Being located near the mining area, Mackay has been benefitting from the mining-related activities in Bowen basin. In fact, coal mining generates the biggest source of job in Mackay, with 8% of employed people working in coal mines. This is followed by education at 4.5%. Tourism is also catching up to be a big economic driver in Mackay, the region being home to some of Queensland’s scenic and cleanest beaches. Mackay also has several sports and recreational facilities that attract tourists all year-round.
Not to forget is agriculture—particularly the processing and manufacturing of sugar— the industry that thrives in Mackay, being the sugar capital of Australia.
It is also important to note that Mackay is one of the few cities in Australia to have survived the global financial crisis well, with indications of seeing strong growth, good rental yields and low vacancy rates.
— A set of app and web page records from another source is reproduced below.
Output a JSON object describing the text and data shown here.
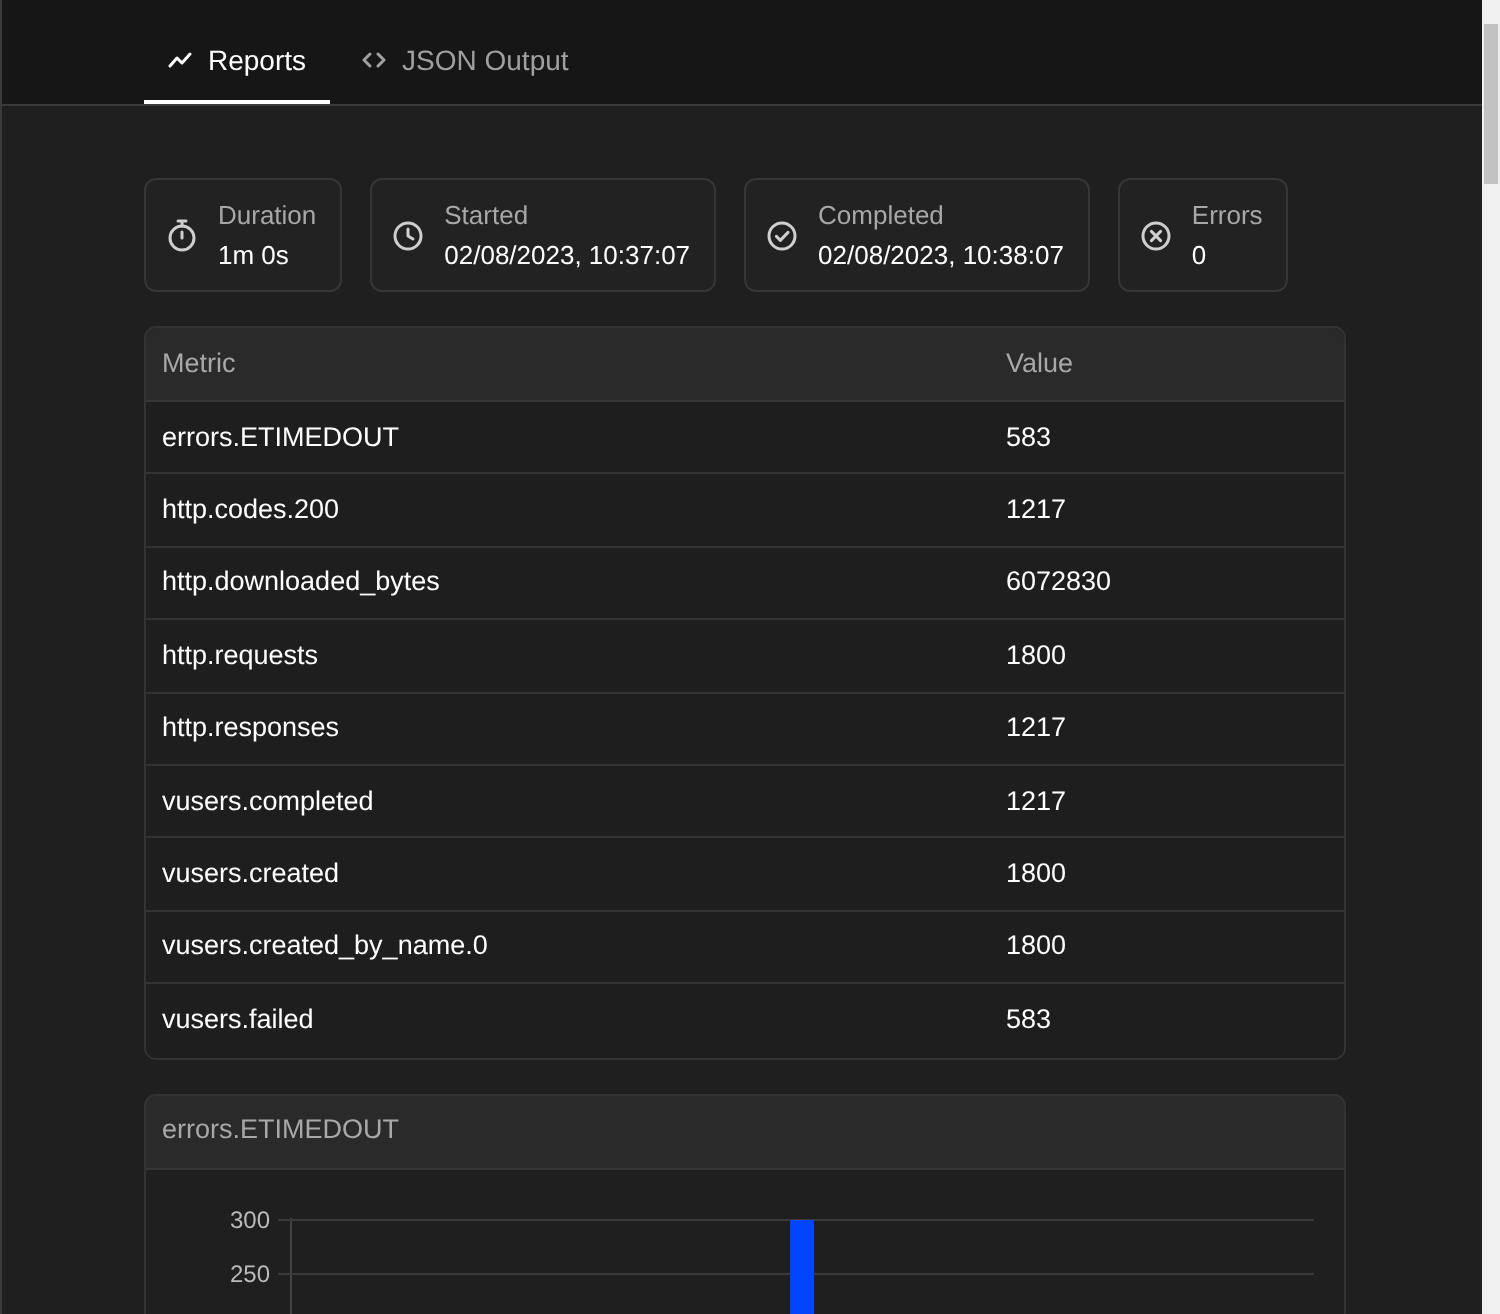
{
  "tabs": [
    {
      "label": "Reports",
      "selected": true
    },
    {
      "label": "JSON Output",
      "selected": false
    }
  ],
  "summary": [
    {
      "label": "Duration",
      "value": "1m 0s"
    },
    {
      "label": "Started",
      "value": "02/08/2023, 10:37:07"
    },
    {
      "label": "Completed",
      "value": "02/08/2023, 10:38:07"
    },
    {
      "label": "Errors",
      "value": "0"
    }
  ],
  "table": {
    "columns": [
      "Metric",
      "Value"
    ],
    "rows": [
      [
        "errors.ETIMEDOUT",
        "583"
      ],
      [
        "http.codes.200",
        "1217"
      ],
      [
        "http.downloaded_bytes",
        "6072830"
      ],
      [
        "http.requests",
        "1800"
      ],
      [
        "http.responses",
        "1217"
      ],
      [
        "vusers.completed",
        "1217"
      ],
      [
        "vusers.created",
        "1800"
      ],
      [
        "vusers.created_by_name.0",
        "1800"
      ],
      [
        "vusers.failed",
        "583"
      ]
    ]
  },
  "chart_panel": {
    "title": "errors.ETIMEDOUT",
    "y_axis_labels": [
      "300",
      "250"
    ]
  }
}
Mackay is big by country towns’ standards. With a population of more than 112,000, households are composed of families with children (46.4%) or couples without children (39.1%). The median age of the population is 36 years.
Services and Facilities
Mackay is complete with services and facilities to serve such a huge population. Education, recreation, healthcare, shopping and dining facilities are conveniently sprawled all over the region.
For education, Mackay has campuses of the Central Queensland University, James Cook University and the Central Queensland Institute of TAFE. For healthcare, Mackay Base Hospital (public) and the Mater Misericordiae Hospital (private) provide 100-200 beds each in a range of medical and surgical specialities.
When it comes to recreation, like we mentioned earlier, Mackay has sports facilities and parklands aside from the region’s 31 pristine beaches.
Around 85% of dwellings in Mackay are separate houses, 44.7% of which have three bedrooms and 32.9% have four bedrooms. Nearly 30% of dwellings in Mackay are rented, with average rent at $315.
When it comes to styles of housing, a variety can be found in Mackay. There are old-style houses using weatherboard, Queenslander type of houses, and 70s-90s types of abode.
Having given you a profile of Mackay, what’s next is we present different suburbs in Mackay and their potential to be an investment location. Watch for it!